## What the task asks
Write down each entry precisely as given.

## Exercise materials
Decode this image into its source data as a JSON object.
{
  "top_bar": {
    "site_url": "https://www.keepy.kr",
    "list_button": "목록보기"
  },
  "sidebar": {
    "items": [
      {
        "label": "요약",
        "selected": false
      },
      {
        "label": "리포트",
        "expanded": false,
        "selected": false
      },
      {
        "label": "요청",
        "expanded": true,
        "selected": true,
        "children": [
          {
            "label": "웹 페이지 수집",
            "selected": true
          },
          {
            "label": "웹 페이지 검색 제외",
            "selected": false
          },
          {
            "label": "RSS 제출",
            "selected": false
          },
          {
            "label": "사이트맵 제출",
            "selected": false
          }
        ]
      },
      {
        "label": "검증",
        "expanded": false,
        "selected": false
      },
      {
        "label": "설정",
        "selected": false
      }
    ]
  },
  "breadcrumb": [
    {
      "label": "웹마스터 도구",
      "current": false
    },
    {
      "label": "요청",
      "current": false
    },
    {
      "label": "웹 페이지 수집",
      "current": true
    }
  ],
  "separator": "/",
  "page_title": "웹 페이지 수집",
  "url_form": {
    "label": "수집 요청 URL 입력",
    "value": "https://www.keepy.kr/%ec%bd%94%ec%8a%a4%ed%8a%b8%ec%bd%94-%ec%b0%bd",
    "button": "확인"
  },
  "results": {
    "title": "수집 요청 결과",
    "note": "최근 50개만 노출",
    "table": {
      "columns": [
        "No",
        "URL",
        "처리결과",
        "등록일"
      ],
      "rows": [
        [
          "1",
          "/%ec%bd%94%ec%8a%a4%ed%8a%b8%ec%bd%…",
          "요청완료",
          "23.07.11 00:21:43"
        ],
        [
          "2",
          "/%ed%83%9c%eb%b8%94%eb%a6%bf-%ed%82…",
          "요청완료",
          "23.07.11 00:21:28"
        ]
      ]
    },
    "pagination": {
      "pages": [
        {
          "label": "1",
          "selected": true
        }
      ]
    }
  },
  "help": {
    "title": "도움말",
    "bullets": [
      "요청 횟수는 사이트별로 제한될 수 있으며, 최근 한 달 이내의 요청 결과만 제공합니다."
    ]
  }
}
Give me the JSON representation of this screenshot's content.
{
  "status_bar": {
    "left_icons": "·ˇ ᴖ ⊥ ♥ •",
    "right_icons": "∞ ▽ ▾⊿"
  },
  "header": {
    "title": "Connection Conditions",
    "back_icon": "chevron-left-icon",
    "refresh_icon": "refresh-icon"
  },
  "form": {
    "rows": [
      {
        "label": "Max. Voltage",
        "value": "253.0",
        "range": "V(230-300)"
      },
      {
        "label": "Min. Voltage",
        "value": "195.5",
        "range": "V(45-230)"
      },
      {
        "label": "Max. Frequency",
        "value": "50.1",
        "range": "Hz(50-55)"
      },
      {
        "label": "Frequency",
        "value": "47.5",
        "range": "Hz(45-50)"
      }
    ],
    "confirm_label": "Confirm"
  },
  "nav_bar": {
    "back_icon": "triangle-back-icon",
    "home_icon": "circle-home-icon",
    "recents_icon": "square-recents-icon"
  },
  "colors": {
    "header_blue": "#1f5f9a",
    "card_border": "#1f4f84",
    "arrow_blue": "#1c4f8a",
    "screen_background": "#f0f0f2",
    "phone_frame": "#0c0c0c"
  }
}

## Solution to this task
Decode this image into its source data as a JSON object.
{
  "top_bar": {
    "site_url": "https://www.keepy.kr",
    "list_button": "목록보기"
  },
  "sidebar": {
    "items": [
      {
        "label": "요약",
        "selected": false
      },
      {
        "label": "리포트",
        "expanded": false,
        "selected": false
      },
      {
        "label": "요청",
        "expanded": true,
        "selected": true,
        "children": [
          {
            "label": "웹 페이지 수집",
            "selected": true
          },
          {
            "label": "웹 페이지 검색 제외",
            "selected": false
          },
          {
            "label": "RSS 제출",
            "selected": false
          },
          {
            "label": "사이트맵 제출",
            "selected": false
          }
        ]
      },
      {
        "label": "검증",
        "expanded": false,
        "selected": false
      },
      {
        "label": "설정",
        "selected": false
      }
    ]
  },
  "breadcrumb": [
    {
      "label": "웹마스터 도구",
      "current": false
    },
    {
      "label": "요청",
      "current": false
    },
    {
      "label": "웹 페이지 수집",
      "current": true
    }
  ],
  "separator": "/",
  "page_title": "웹 페이지 수집",
  "url_form": {
    "label": "수집 요청 URL 입력",
    "value": "https://www.keepy.kr/%ec%bd%94%ec%8a%a4%ed%8a%b8%ec%bd%94-%ec%b0%bd",
    "button": "확인"
  },
  "results": {
    "title": "수집 요청 결과",
    "note": "최근 50개만 노출",
    "table": {
      "columns": [
        "No",
        "URL",
        "처리결과",
        "등록일"
      ],
      "rows": [
        [
          "1",
          "/%ec%bd%94%ec%8a%a4%ed%8a%b8%ec%bd%…",
          "요청완료",
          "23.07.11 00:21:43"
        ],
        [
          "2",
          "/%ed%83%9c%eb%b8%94%eb%a6%bf-%ed%82…",
          "요청완료",
          "23.07.11 00:21:28"
        ]
      ]
    },
    "pagination": {
      "pages": [
        {
          "label": "1",
          "selected": true
        }
      ]
    }
  },
  "help": {
    "title": "도움말",
    "bullets": [
      "요청 횟수는 사이트별로 제한될 수 있으며, 최근 한 달 이내의 요청 결과만 제공합니다."
    ]
  }
}
Give me the JSON representation of this screenshot's content.
{
  "status_bar": {
    "left_icons": "·ˇ ᴖ ⊥ ♥ •",
    "right_icons": "∞ ▽ ▾⊿"
  },
  "header": {
    "title": "Connection Conditions",
    "back_icon": "chevron-left-icon",
    "refresh_icon": "refresh-icon"
  },
  "form": {
    "rows": [
      {
        "label": "Max. Voltage",
        "value": "253.0",
        "range": "V(230-300)"
      },
      {
        "label": "Min. Voltage",
        "value": "195.5",
        "range": "V(45-230)"
      },
      {
        "label": "Max. Frequency",
        "value": "50.1",
        "range": "Hz(50-55)"
      },
      {
        "label": "Frequency",
        "value": "47.5",
        "range": "Hz(45-50)"
      }
    ],
    "confirm_label": "Confirm"
  },
  "nav_bar": {
    "back_icon": "triangle-back-icon",
    "home_icon": "circle-home-icon",
    "recents_icon": "square-recents-icon"
  },
  "colors": {
    "header_blue": "#1f5f9a",
    "card_border": "#1f4f84",
    "arrow_blue": "#1c4f8a",
    "screen_background": "#f0f0f2",
    "phone_frame": "#0c0c0c"
  }
}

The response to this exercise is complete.